The Screaming Jimmy meets the Leaping Deere-almost
If you are 40 years old or older at some point while sitting at the coffee shop, outside church or just leaning against a pickup you may have heard a conversation back in the 1980s that went something like this.
“So, I guess John Deere is going to start building engines for semis.”
“Yeah, so when you go order a new Kenworth or Peterbilt besides having your choice of a Cat, Cummings or Dee-troit engine you can also order a John Deere.”
“Well with the farm economy the way it is I suppose they think they need to branch out.”
So was there any fire beneath this smoke? Yes, yes there was. Read this excerpt from an associated press article that appeared in newspapers on July 21, 1986.
General Motors Corp. and Deere & Co. announced plans Monday to merge the bulk of their diesel engine operations.

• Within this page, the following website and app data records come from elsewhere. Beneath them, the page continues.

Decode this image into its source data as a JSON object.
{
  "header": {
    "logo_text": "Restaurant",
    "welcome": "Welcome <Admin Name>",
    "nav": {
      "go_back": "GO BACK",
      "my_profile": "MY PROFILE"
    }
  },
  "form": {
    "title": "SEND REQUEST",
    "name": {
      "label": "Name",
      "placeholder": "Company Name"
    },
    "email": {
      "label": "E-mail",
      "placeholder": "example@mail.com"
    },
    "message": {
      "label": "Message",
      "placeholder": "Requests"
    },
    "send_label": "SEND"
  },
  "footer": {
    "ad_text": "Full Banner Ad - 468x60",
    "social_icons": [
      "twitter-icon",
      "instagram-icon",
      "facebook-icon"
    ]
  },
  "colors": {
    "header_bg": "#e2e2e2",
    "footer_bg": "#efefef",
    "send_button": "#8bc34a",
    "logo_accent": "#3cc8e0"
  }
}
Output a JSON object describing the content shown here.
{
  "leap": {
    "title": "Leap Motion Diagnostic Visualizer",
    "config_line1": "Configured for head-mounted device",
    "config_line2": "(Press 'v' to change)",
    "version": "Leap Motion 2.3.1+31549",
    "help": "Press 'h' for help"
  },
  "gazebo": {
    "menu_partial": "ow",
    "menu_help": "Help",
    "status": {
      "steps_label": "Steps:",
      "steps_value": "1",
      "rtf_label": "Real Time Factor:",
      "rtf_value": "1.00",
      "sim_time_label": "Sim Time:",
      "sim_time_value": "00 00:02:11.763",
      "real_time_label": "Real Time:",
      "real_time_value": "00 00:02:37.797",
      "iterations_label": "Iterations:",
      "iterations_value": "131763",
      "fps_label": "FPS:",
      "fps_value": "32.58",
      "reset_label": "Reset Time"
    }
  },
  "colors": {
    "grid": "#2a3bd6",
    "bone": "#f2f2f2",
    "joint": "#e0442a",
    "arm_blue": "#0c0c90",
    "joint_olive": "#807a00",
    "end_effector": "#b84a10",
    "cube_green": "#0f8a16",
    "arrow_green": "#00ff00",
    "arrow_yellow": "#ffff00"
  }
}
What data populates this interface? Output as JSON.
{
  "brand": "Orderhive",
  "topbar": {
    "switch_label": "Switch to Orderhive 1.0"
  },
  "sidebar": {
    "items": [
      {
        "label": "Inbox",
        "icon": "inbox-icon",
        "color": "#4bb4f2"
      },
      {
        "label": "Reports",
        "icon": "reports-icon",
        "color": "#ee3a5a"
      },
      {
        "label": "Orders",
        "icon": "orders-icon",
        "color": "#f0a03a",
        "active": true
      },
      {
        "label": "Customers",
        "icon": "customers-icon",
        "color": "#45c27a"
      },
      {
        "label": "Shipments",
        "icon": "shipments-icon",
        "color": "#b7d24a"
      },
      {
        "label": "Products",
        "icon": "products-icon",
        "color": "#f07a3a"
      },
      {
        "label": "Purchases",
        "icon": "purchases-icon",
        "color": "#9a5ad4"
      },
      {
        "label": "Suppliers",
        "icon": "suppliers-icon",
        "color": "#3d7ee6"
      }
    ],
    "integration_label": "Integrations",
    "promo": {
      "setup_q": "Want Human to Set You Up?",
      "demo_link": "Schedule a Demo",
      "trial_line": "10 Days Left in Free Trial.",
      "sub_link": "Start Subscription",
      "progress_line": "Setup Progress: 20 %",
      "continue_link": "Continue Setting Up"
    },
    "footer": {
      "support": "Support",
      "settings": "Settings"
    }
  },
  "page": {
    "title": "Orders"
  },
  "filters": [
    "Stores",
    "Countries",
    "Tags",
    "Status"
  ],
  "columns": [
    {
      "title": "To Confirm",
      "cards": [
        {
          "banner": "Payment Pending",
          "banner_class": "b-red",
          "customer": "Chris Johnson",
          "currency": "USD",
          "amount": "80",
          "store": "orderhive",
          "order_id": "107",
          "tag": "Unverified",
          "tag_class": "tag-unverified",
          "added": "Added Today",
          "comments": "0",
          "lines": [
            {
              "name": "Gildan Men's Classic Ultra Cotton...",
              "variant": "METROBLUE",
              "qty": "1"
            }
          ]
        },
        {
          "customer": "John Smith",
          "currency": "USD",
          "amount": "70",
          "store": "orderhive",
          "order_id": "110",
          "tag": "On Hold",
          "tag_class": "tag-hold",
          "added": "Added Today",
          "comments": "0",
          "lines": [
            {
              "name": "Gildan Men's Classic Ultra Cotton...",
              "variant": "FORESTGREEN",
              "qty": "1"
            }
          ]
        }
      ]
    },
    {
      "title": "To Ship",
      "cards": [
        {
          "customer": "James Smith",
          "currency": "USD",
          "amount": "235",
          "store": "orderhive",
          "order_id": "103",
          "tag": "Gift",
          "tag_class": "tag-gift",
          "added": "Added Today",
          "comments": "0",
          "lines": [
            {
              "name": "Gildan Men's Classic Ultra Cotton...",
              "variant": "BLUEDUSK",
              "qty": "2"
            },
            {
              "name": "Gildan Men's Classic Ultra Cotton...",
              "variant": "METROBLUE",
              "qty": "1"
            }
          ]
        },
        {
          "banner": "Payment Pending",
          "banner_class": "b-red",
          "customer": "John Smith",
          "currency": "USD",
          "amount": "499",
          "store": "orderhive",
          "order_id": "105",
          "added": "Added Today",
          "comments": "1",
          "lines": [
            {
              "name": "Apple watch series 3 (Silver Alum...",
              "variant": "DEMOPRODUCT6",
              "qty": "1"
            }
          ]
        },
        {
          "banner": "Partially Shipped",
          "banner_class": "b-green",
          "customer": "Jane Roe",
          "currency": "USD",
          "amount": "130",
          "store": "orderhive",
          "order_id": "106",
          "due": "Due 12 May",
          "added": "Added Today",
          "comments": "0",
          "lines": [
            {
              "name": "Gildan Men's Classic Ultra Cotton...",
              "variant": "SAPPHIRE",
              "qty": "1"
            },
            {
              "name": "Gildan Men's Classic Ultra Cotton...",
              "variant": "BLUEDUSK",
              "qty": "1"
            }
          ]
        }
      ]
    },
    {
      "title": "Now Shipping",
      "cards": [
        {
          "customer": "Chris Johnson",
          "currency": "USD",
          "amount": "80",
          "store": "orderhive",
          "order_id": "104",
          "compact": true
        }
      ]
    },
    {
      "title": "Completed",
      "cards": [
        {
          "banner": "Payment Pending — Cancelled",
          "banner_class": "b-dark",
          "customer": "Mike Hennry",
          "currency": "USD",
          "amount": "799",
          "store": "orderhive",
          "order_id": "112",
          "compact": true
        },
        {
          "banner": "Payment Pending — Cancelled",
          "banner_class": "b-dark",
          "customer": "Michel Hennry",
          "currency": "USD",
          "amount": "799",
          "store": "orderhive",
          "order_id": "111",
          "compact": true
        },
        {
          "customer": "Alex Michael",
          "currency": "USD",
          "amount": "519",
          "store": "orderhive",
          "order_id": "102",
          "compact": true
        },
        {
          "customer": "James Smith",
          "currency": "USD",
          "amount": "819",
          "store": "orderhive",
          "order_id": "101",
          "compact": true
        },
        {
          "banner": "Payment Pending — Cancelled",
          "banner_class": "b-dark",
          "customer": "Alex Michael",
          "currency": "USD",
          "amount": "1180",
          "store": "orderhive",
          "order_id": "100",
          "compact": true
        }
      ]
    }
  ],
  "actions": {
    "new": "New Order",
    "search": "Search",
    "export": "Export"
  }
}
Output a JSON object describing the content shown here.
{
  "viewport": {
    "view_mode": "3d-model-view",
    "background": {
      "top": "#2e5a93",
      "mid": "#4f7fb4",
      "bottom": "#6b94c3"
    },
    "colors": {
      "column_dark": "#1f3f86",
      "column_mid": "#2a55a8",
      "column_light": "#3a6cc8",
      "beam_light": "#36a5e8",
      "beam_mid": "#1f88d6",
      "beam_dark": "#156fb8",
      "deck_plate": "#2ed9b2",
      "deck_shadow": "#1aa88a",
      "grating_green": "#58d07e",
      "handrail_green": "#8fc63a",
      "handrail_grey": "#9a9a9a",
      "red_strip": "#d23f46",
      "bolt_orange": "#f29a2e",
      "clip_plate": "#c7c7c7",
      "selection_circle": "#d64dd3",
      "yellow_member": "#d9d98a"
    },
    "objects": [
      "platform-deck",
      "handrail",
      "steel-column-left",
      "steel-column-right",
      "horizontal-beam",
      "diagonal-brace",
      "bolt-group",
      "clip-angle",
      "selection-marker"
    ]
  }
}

Pending government approval under antitrust laws, they intend to form a 50-50 joint venture company from elements of GM’s Detroit Diesel Allison division and Deere.
The company, which hasn’t been named, will design, manufacture and distribute diesel engines worldwide.
The automaker and the manufacturer of John Deere farm equipment have been moving in this direction for two years because of increasing competition and lagging diesel sales generally. GM has been marketing Deere diesels and the two companies have been engineering new products jointly.
The new company will make and market engines ranging from 50 horsepower to 2,000 horsepower. They are of the type used in medium- and heavy-duty trucks, agricultural machinery, construction equipment and stationary equipment such as electrical generating stations and oil-drilling rigs.
That almost looks like it’s a done deal doesn’t? So what happened?
In the early 1980s Detroit Diesel, then still a division of General Motors had a 3.2 % market share and was hemorrhaging money. The two stroke engines they were then building which were technologically similar to the engines Deere used in the 435 and 8020 tractors were unlikely to ever meet the new emissions standards that were coming. So the company approached Deere and Company who was having its own struggles due to the 1980s farm economy, about merging engine building operations. Plans and negotiations soon began. 4000 to 5000 GM workers would be assigned to the new company along with another 2000 from Deere. Company headquarters would be in Detroit and the Redford Township engine plant and Romulus parts distribution and engineering center would also be used. All of the other Detroit Diesel operations such as those building engines and Allison transmissions for light trucks as well as locomotive engine operations would not be affected. Deere plants affected would be the engine facilities in Waterloo, Dubuque and Saran, France.
Things progressed to enough of a degree that in March of 1987, a few brochures and ads were printed that included the new company’s name, Detroit Deere Corporation. However fortune seems to favor the swift and before anything could be finalized Roger Penske who a few years earlier had purchased Hertz Truck Leasing and was Detroit Diesel’s largest customer sent a team who along with GM’s John Farmer put together a 700 million dollar deal in a matter of weeks with General Motors holding 20% of the note for 10 to 15 years. The Romulus site was sold off and Allison Transmission was kept by GM, at least for awhile. Penske’s group also hammered out a new contract with the UAW that markedly decreased absenteeism and grievances. The new Detroit Diesel then went full speed ahead with production of the Tech 80 engine developed by Arn Vanderbock. That engine was later named the 60 series and market share soon climbed from 3% to 35%.
In 2000 Penske who was the largest Mercedes car dealer in the U.S., learned that the company wanted to get into the heavy-duty engine market and so he sold Detroit Diesel to Mercedes’ parent group Daimler AG which also happens to own Freightliner, Western Star and Sterling. Can we say “built in market”?
So where did that leave Deere and Company? Seems like Detroit Diesel lived happily ever after while Deere was left at the altar, though in fact Deere may have been getting cold feet anyway. Several who were employees of Deere at the time stated that the Detroit facilities were far below what Deere considered acceptable and considerable updating and repair would have had to have been done.
When the new 60 series four wheel drives were introduced in 1989 to the surprise of many they were powered by Cummins engines. Was this a result of not developing new larger engines because they assumed they’d be using a new Detroit –Deere power plant? We do know that Rich Windsor who was an engineer at Detroit Diesel left the company to be chief engineer on the development of Deere’s 12.5 liter Powertech engines or as some have called them “the DDC 60 series clones.”
Just like Deere’s talks with Massey in the 1950s, Caterpillar in the 1930s and probably some other near deals we’ve never heard of, we will never know what might have happened had Detroit-Deere Corporation come to fruition.
Special thanks to Chris Maloney for help with this article.